Data records for software interfaces
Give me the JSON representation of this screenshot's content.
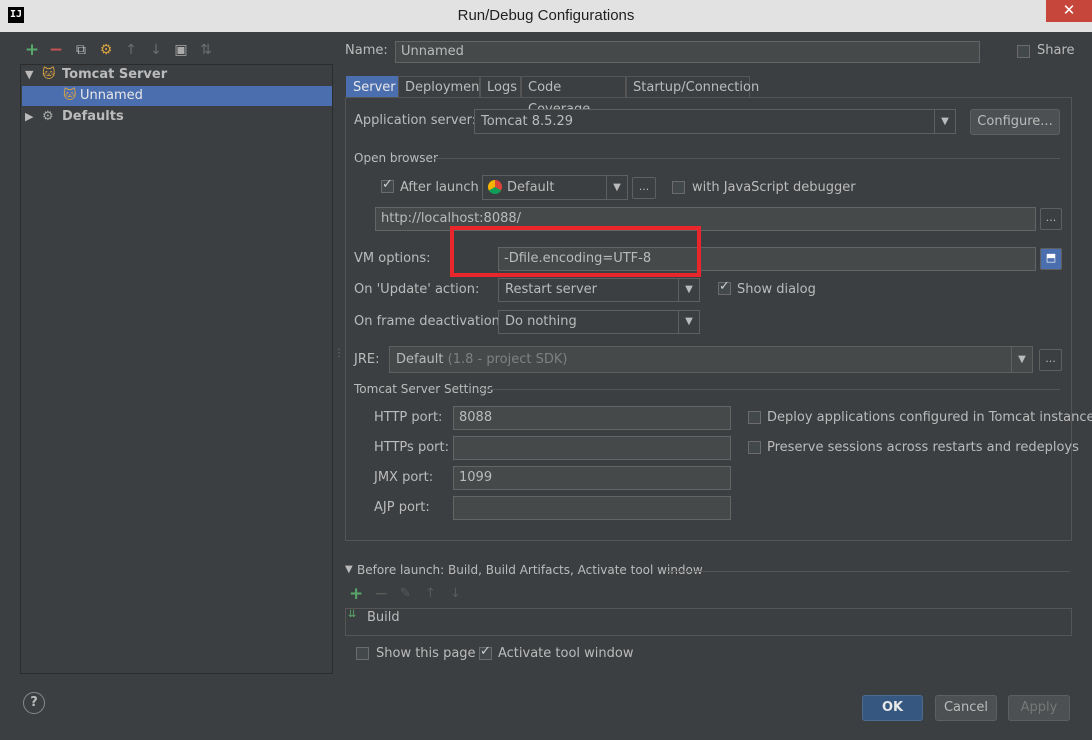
{
  "window": {
    "title": "Run/Debug Configurations",
    "app_icon": "IJ",
    "close_glyph": "✕"
  },
  "left_toolbar": {
    "icons": [
      "+",
      "−",
      "⧉",
      "⚙",
      "↑",
      "↓",
      "▣",
      "⇅"
    ]
  },
  "tree": {
    "tomcat_server": "Tomcat Server",
    "unnamed": "Unnamed",
    "defaults": "Defaults"
  },
  "name_row": {
    "label": "Name:",
    "value": "Unnamed",
    "share_label": "Share"
  },
  "tabs": [
    "Server",
    "Deployment",
    "Logs",
    "Code Coverage",
    "Startup/Connection"
  ],
  "server": {
    "app_server_label": "Application server:",
    "app_server_value": "Tomcat 8.5.29",
    "configure_button": "Configure...",
    "open_browser_label": "Open browser",
    "after_launch_label": "After launch",
    "browser_value": "Default",
    "js_debugger_label": "with JavaScript debugger",
    "url_value": "http://localhost:8088/",
    "vm_options_label": "VM options:",
    "vm_options_value": "-Dfile.encoding=UTF-8",
    "on_update_label": "On 'Update' action:",
    "on_update_value": "Restart server",
    "show_dialog_label": "Show dialog",
    "on_frame_label": "On frame deactivation:",
    "on_frame_value": "Do nothing",
    "jre_label": "JRE:",
    "jre_value": "Default",
    "jre_hint": "(1.8 - project SDK)",
    "tomcat_settings_label": "Tomcat Server Settings",
    "http_port_label": "HTTP port:",
    "http_port_value": "8088",
    "https_port_label": "HTTPs port:",
    "https_port_value": "",
    "jmx_port_label": "JMX port:",
    "jmx_port_value": "1099",
    "ajp_port_label": "AJP port:",
    "ajp_port_value": "",
    "deploy_apps_label": "Deploy applications configured in Tomcat instance",
    "preserve_sessions_label": "Preserve sessions across restarts and redeploys",
    "ellipsis": "..."
  },
  "before_launch": {
    "header": "Before launch: Build, Build Artifacts, Activate tool window",
    "items": [
      "Build"
    ]
  },
  "bottom": {
    "show_page_label": "Show this page",
    "activate_tool_label": "Activate tool window",
    "ok": "OK",
    "cancel": "Cancel",
    "apply": "Apply",
    "help": "?"
  },
  "colors": {
    "background": "#3c3f41",
    "selection": "#4b6eaf",
    "highlight_box": "#e8262b",
    "add_green": "#59a869",
    "remove_red": "#c75450"
  }
}
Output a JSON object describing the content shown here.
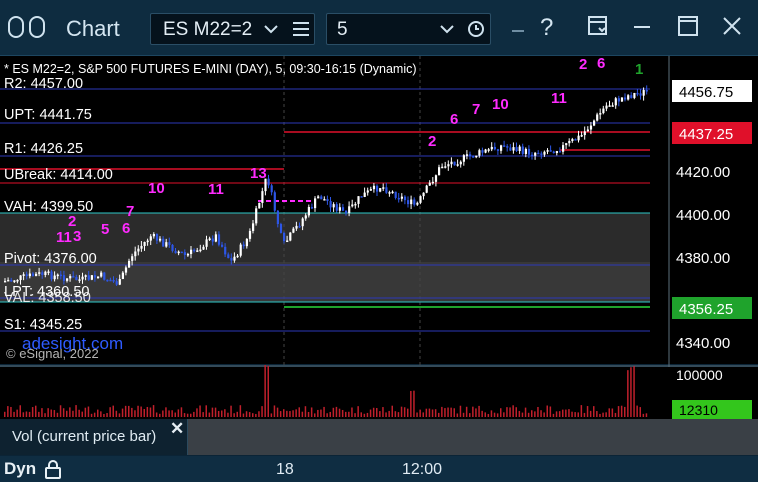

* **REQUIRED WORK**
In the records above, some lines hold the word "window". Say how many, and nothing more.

* **ANSWER FOR THE TASK**
3